* [What is needed] Write out every entry exactly; the pictures do not belong in the copy.

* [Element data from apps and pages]

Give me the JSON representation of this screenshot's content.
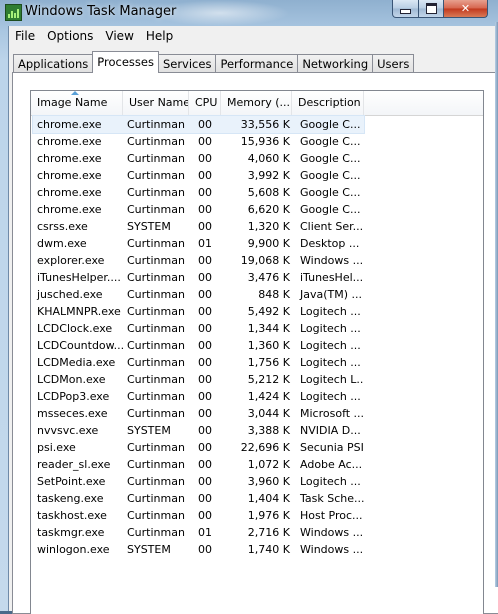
{
  "window": {
    "title": "Windows Task Manager",
    "minimize_glyph": "minimize-icon",
    "maximize_glyph": "maximize-icon",
    "close_glyph": "✕"
  },
  "menu": [
    "File",
    "Options",
    "View",
    "Help"
  ],
  "tabs": [
    "Applications",
    "Processes",
    "Services",
    "Performance",
    "Networking",
    "Users"
  ],
  "active_tab": "Processes",
  "table": {
    "columns": [
      "Image Name",
      "User Name",
      "CPU",
      "Memory (...",
      "Description"
    ],
    "sorted_by": "Image Name",
    "selected_row": 0,
    "rows": [
      {
        "name": "chrome.exe",
        "user": "Curtinman",
        "cpu": "00",
        "mem": "33,556 K",
        "desc": "Google C..."
      },
      {
        "name": "chrome.exe",
        "user": "Curtinman",
        "cpu": "00",
        "mem": "15,936 K",
        "desc": "Google C..."
      },
      {
        "name": "chrome.exe",
        "user": "Curtinman",
        "cpu": "00",
        "mem": "4,060 K",
        "desc": "Google C..."
      },
      {
        "name": "chrome.exe",
        "user": "Curtinman",
        "cpu": "00",
        "mem": "3,992 K",
        "desc": "Google C..."
      },
      {
        "name": "chrome.exe",
        "user": "Curtinman",
        "cpu": "00",
        "mem": "5,608 K",
        "desc": "Google C..."
      },
      {
        "name": "chrome.exe",
        "user": "Curtinman",
        "cpu": "00",
        "mem": "6,620 K",
        "desc": "Google C..."
      },
      {
        "name": "csrss.exe",
        "user": "SYSTEM",
        "cpu": "00",
        "mem": "1,320 K",
        "desc": "Client Ser..."
      },
      {
        "name": "dwm.exe",
        "user": "Curtinman",
        "cpu": "01",
        "mem": "9,900 K",
        "desc": "Desktop ..."
      },
      {
        "name": "explorer.exe",
        "user": "Curtinman",
        "cpu": "00",
        "mem": "19,068 K",
        "desc": "Windows ..."
      },
      {
        "name": "iTunesHelper....",
        "user": "Curtinman",
        "cpu": "00",
        "mem": "3,476 K",
        "desc": "iTunesHel..."
      },
      {
        "name": "jusched.exe",
        "user": "Curtinman",
        "cpu": "00",
        "mem": "848 K",
        "desc": "Java(TM) ..."
      },
      {
        "name": "KHALMNPR.exe",
        "user": "Curtinman",
        "cpu": "00",
        "mem": "5,492 K",
        "desc": "Logitech ..."
      },
      {
        "name": "LCDClock.exe",
        "user": "Curtinman",
        "cpu": "00",
        "mem": "1,344 K",
        "desc": "Logitech ..."
      },
      {
        "name": "LCDCountdow...",
        "user": "Curtinman",
        "cpu": "00",
        "mem": "1,360 K",
        "desc": "Logitech ..."
      },
      {
        "name": "LCDMedia.exe",
        "user": "Curtinman",
        "cpu": "00",
        "mem": "1,756 K",
        "desc": "Logitech ..."
      },
      {
        "name": "LCDMon.exe",
        "user": "Curtinman",
        "cpu": "00",
        "mem": "5,212 K",
        "desc": "Logitech L..."
      },
      {
        "name": "LCDPop3.exe",
        "user": "Curtinman",
        "cpu": "00",
        "mem": "1,424 K",
        "desc": "Logitech ..."
      },
      {
        "name": "msseces.exe",
        "user": "Curtinman",
        "cpu": "00",
        "mem": "3,044 K",
        "desc": "Microsoft ..."
      },
      {
        "name": "nvvsvc.exe",
        "user": "SYSTEM",
        "cpu": "00",
        "mem": "3,388 K",
        "desc": "NVIDIA D..."
      },
      {
        "name": "psi.exe",
        "user": "Curtinman",
        "cpu": "00",
        "mem": "22,696 K",
        "desc": "Secunia PSI"
      },
      {
        "name": "reader_sl.exe",
        "user": "Curtinman",
        "cpu": "00",
        "mem": "1,072 K",
        "desc": "Adobe Ac..."
      },
      {
        "name": "SetPoint.exe",
        "user": "Curtinman",
        "cpu": "00",
        "mem": "3,960 K",
        "desc": "Logitech ..."
      },
      {
        "name": "taskeng.exe",
        "user": "Curtinman",
        "cpu": "00",
        "mem": "1,404 K",
        "desc": "Task Sche..."
      },
      {
        "name": "taskhost.exe",
        "user": "Curtinman",
        "cpu": "00",
        "mem": "1,976 K",
        "desc": "Host Proc..."
      },
      {
        "name": "taskmgr.exe",
        "user": "Curtinman",
        "cpu": "01",
        "mem": "2,716 K",
        "desc": "Windows ..."
      },
      {
        "name": "winlogon.exe",
        "user": "SYSTEM",
        "cpu": "00",
        "mem": "1,740 K",
        "desc": "Windows ..."
      }
    ]
  }
}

* [Reply to the task]
Give me the JSON representation of this screenshot's content.
{
  "window": {
    "title": "Windows Task Manager",
    "minimize_glyph": "minimize-icon",
    "maximize_glyph": "maximize-icon",
    "close_glyph": "✕"
  },
  "menu": [
    "File",
    "Options",
    "View",
    "Help"
  ],
  "tabs": [
    "Applications",
    "Processes",
    "Services",
    "Performance",
    "Networking",
    "Users"
  ],
  "active_tab": "Processes",
  "table": {
    "columns": [
      "Image Name",
      "User Name",
      "CPU",
      "Memory (...",
      "Description"
    ],
    "sorted_by": "Image Name",
    "selected_row": 0,
    "rows": [
      {
        "name": "chrome.exe",
        "user": "Curtinman",
        "cpu": "00",
        "mem": "33,556 K",
        "desc": "Google C..."
      },
      {
        "name": "chrome.exe",
        "user": "Curtinman",
        "cpu": "00",
        "mem": "15,936 K",
        "desc": "Google C..."
      },
      {
        "name": "chrome.exe",
        "user": "Curtinman",
        "cpu": "00",
        "mem": "4,060 K",
        "desc": "Google C..."
      },
      {
        "name": "chrome.exe",
        "user": "Curtinman",
        "cpu": "00",
        "mem": "3,992 K",
        "desc": "Google C..."
      },
      {
        "name": "chrome.exe",
        "user": "Curtinman",
        "cpu": "00",
        "mem": "5,608 K",
        "desc": "Google C..."
      },
      {
        "name": "chrome.exe",
        "user": "Curtinman",
        "cpu": "00",
        "mem": "6,620 K",
        "desc": "Google C..."
      },
      {
        "name": "csrss.exe",
        "user": "SYSTEM",
        "cpu": "00",
        "mem": "1,320 K",
        "desc": "Client Ser..."
      },
      {
        "name": "dwm.exe",
        "user": "Curtinman",
        "cpu": "01",
        "mem": "9,900 K",
        "desc": "Desktop ..."
      },
      {
        "name": "explorer.exe",
        "user": "Curtinman",
        "cpu": "00",
        "mem": "19,068 K",
        "desc": "Windows ..."
      },
      {
        "name": "iTunesHelper....",
        "user": "Curtinman",
        "cpu": "00",
        "mem": "3,476 K",
        "desc": "iTunesHel..."
      },
      {
        "name": "jusched.exe",
        "user": "Curtinman",
        "cpu": "00",
        "mem": "848 K",
        "desc": "Java(TM) ..."
      },
      {
        "name": "KHALMNPR.exe",
        "user": "Curtinman",
        "cpu": "00",
        "mem": "5,492 K",
        "desc": "Logitech ..."
      },
      {
        "name": "LCDClock.exe",
        "user": "Curtinman",
        "cpu": "00",
        "mem": "1,344 K",
        "desc": "Logitech ..."
      },
      {
        "name": "LCDCountdow...",
        "user": "Curtinman",
        "cpu": "00",
        "mem": "1,360 K",
        "desc": "Logitech ..."
      },
      {
        "name": "LCDMedia.exe",
        "user": "Curtinman",
        "cpu": "00",
        "mem": "1,756 K",
        "desc": "Logitech ..."
      },
      {
        "name": "LCDMon.exe",
        "user": "Curtinman",
        "cpu": "00",
        "mem": "5,212 K",
        "desc": "Logitech L..."
      },
      {
        "name": "LCDPop3.exe",
        "user": "Curtinman",
        "cpu": "00",
        "mem": "1,424 K",
        "desc": "Logitech ..."
      },
      {
        "name": "msseces.exe",
        "user": "Curtinman",
        "cpu": "00",
        "mem": "3,044 K",
        "desc": "Microsoft ..."
      },
      {
        "name": "nvvsvc.exe",
        "user": "SYSTEM",
        "cpu": "00",
        "mem": "3,388 K",
        "desc": "NVIDIA D..."
      },
      {
        "name": "psi.exe",
        "user": "Curtinman",
        "cpu": "00",
        "mem": "22,696 K",
        "desc": "Secunia PSI"
      },
      {
        "name": "reader_sl.exe",
        "user": "Curtinman",
        "cpu": "00",
        "mem": "1,072 K",
        "desc": "Adobe Ac..."
      },
      {
        "name": "SetPoint.exe",
        "user": "Curtinman",
        "cpu": "00",
        "mem": "3,960 K",
        "desc": "Logitech ..."
      },
      {
        "name": "taskeng.exe",
        "user": "Curtinman",
        "cpu": "00",
        "mem": "1,404 K",
        "desc": "Task Sche..."
      },
      {
        "name": "taskhost.exe",
        "user": "Curtinman",
        "cpu": "00",
        "mem": "1,976 K",
        "desc": "Host Proc..."
      },
      {
        "name": "taskmgr.exe",
        "user": "Curtinman",
        "cpu": "01",
        "mem": "2,716 K",
        "desc": "Windows ..."
      },
      {
        "name": "winlogon.exe",
        "user": "SYSTEM",
        "cpu": "00",
        "mem": "1,740 K",
        "desc": "Windows ..."
      }
    ]
  }
}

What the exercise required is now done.